As you can see, I’ve given the site a bit of a makeover, simplified the theme somewhat and switched from PostNuke to WordPress; PostNuke hasn’t been my software of choice for some years but I never got around to moving to anything else. I had considered Mambo, which I’ve used for other sites, but I only use this site for blogging now so I thought I’d use something simpler for that purpose.
I’m starting to get slightly back to some sense of normality after a turbulent few weeks. I did a little more work on Kadath, eliminating as much as possible dummy portals which are generated by intersecting or coplanar-but-inverted geometry, e.g. a box in a room which is butted up directly against the wall, and the degenerate tris have not been removed. This causes cells to be created both outside the room (to display the side of the box) and inside the box (to display the wall fragment that overlaps with the box side).
I’ve been back of sorts, posting a bit here and there in the forums and joining IRC sometimes. I hear that the OGRE website was briefly down again this week due to a DNS outage, which I am sorting out longer term prevention for, but please bear with me. The unfortunate situation is that my Grandfather was diagnosed with a terminal illness only last week, and has been fading distressingly fast since then, so OGRE has not been high on my list of priorities.
As those who read the main OGRE website already know, there is now an official Ankh page as the game nears completion. I’m really, really looking forward to seeing how it turns out, it’s looking excellent. I had the pleasure of working with Deck13 (the authors) earlier in the year on a feature they needed for Ankh and I wish them all success - Thorsten, I hope you’re not getting too burned out mate 😀
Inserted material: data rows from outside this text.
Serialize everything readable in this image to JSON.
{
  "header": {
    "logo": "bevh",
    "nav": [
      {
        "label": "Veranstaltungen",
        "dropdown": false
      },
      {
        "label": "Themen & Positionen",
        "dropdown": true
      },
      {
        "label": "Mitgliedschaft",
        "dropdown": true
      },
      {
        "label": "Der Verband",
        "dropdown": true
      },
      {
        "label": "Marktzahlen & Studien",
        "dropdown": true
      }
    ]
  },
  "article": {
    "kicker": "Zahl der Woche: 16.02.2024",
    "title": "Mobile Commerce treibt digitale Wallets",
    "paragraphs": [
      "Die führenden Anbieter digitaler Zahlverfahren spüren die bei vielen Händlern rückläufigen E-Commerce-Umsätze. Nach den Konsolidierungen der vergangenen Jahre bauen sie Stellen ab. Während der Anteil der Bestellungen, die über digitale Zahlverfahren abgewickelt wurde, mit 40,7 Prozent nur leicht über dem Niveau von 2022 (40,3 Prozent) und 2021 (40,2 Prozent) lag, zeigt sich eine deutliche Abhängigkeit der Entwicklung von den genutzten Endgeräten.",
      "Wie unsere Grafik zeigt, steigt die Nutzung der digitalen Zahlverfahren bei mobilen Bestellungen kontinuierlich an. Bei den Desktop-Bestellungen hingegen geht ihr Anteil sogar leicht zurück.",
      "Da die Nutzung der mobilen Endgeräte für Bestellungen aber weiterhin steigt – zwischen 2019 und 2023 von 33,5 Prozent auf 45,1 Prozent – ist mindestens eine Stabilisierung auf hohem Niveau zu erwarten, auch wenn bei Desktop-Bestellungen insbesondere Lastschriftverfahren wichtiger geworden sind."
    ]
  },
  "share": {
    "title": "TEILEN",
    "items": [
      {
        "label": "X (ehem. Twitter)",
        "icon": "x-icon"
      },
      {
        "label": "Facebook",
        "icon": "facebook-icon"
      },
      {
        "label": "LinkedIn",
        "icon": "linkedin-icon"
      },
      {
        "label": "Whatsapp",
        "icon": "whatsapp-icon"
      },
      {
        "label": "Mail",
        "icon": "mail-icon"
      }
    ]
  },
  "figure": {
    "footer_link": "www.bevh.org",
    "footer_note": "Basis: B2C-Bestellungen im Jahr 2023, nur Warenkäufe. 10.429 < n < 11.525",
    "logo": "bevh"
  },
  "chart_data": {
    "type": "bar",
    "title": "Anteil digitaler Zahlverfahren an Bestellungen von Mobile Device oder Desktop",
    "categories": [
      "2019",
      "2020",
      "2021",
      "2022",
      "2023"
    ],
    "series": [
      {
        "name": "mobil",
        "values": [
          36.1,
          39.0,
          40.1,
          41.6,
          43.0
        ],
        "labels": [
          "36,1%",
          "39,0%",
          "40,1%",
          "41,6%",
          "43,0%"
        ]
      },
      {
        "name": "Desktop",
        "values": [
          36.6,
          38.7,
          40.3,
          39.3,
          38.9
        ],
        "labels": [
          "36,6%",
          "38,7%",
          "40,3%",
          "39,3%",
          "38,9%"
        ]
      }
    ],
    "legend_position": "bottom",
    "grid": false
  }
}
So, I managed to get a little work done on Kadath today, not as much as I’d have liked (what’s new), but at least it’s some. One thing I did was take a quick look around for a new unit testing framework, since although I’ve been relatively happy with CppUnit, it’s always hung in debug mode, which is fine during regression testing when it all works (since you always run in release anyway), but makes investigating issues when you first set them up - or if, horror of horrors, your regression test fails - a little awkward.
For interest, we broke our monthly web stats record in August: Hits: 8,143,695 Pages: 1,995,725 Visits: 141,969 Unique Visitors: 61,351 Of course the latter is unique IPs and so there may well be more actual individuals than that if they’re behind a corporate firewall. Bonkers!
A lot of people like GL intermediate-mode style code for building custom objects. Unfortunately, it’s very inefficient for large objects or those which are rendered multiple times. OGRE gives you a full render API independent interface to the wonders of hardware vertex and index buffers, and all the super-flexible vertex declarations and shared buffer bindings that allows, but a lot of people find it intimidating. So I’ve decided to write a class for Dagon which allows a user to build a piece of custom geometry which is both efficient and hardware-friendly, whilst at the same time being very simple to define.
Who would be a PC programmer? Sometimes I really envy those console programmers with their fixed hardware setups - although I don’t envy them their paltry memory restrictions of course (even next-gen memory specs are rather chucklesome ;). Today’s issue was that a while back (a long while) I changed the BSPSceneManager to use a fixed set of hardware buffers and 32-bit indexes, to take better advantage of modern cards. It works great, but some people with cards like the GeForce4MX (step outside now please, you’re not welcome here 😉 had issues because their cards didn’t properly support 32-bit indexes.
This past week has been mostly about 2 things - the next maintenance release of OGRE, which you can read ample about on the OGRE Website, and doing a spot of commercial work which I can’t talk in any detail about, hence the lack of updates. All I can say is that I’ve had a bit of fun exploring the Radiance source code, and although stylistically it’s full of things that make me squirm (it’s old-skool C), it’s a useful resource.